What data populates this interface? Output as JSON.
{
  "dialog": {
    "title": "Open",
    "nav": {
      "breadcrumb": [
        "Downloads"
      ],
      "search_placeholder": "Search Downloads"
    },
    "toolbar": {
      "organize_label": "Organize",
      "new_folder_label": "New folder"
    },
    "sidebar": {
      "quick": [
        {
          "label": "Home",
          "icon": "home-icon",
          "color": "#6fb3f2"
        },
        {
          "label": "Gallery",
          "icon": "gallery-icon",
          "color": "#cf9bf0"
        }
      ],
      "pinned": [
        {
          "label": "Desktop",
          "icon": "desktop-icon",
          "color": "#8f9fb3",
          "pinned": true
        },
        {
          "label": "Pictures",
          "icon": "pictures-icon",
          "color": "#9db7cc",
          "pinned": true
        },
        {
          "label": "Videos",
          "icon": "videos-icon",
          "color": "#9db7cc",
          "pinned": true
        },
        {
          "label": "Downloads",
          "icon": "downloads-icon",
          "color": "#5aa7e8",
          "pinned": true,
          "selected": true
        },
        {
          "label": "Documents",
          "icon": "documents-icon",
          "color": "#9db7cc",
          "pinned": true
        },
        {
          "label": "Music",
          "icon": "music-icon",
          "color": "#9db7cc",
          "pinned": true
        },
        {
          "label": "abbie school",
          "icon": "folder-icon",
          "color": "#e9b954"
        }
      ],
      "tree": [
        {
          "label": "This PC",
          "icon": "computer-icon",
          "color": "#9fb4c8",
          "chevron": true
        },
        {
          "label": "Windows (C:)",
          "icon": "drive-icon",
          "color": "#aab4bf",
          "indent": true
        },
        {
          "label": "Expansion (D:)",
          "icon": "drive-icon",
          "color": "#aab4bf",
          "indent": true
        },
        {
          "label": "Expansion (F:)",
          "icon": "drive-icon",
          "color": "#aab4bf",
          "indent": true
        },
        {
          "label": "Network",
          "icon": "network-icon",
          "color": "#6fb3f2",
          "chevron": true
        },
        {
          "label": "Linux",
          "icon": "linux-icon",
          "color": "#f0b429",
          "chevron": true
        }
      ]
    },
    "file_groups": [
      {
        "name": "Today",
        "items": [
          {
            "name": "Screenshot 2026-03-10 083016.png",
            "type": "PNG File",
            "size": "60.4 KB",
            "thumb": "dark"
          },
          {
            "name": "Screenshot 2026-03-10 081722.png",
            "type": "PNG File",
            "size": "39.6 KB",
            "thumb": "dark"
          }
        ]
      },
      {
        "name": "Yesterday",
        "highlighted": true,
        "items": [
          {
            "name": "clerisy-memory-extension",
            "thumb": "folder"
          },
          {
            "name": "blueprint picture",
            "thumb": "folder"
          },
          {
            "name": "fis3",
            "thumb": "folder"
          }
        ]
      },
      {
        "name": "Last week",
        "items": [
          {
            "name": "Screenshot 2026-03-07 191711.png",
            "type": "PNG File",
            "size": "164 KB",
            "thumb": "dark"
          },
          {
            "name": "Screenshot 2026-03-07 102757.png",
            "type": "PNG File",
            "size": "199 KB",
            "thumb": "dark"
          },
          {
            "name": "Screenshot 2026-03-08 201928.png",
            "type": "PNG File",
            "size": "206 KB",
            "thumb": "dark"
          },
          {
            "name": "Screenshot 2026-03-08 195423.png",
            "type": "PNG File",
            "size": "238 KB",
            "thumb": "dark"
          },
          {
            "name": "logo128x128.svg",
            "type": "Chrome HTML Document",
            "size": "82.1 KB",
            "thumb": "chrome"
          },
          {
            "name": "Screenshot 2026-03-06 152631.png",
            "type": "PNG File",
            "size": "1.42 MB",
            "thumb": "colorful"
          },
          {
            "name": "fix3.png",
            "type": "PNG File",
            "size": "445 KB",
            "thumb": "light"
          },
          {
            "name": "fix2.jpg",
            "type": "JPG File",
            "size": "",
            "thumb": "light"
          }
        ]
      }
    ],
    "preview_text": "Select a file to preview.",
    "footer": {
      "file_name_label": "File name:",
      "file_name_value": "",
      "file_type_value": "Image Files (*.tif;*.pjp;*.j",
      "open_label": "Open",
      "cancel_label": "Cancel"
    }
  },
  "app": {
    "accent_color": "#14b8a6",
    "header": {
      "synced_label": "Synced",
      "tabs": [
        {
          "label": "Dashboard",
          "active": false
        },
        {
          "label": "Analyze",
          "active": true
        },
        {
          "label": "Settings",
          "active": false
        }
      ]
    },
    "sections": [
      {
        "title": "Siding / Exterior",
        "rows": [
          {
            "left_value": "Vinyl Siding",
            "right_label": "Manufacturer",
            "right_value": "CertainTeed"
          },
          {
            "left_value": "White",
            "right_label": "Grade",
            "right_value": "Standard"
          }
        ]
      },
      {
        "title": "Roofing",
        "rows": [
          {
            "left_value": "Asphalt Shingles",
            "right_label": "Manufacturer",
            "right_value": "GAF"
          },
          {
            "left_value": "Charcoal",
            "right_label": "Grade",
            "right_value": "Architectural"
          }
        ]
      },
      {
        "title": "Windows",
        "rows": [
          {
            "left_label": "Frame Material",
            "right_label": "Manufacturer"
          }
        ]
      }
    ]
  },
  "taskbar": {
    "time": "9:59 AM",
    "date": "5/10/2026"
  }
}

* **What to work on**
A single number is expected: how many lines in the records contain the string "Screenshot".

* **Task answer**
7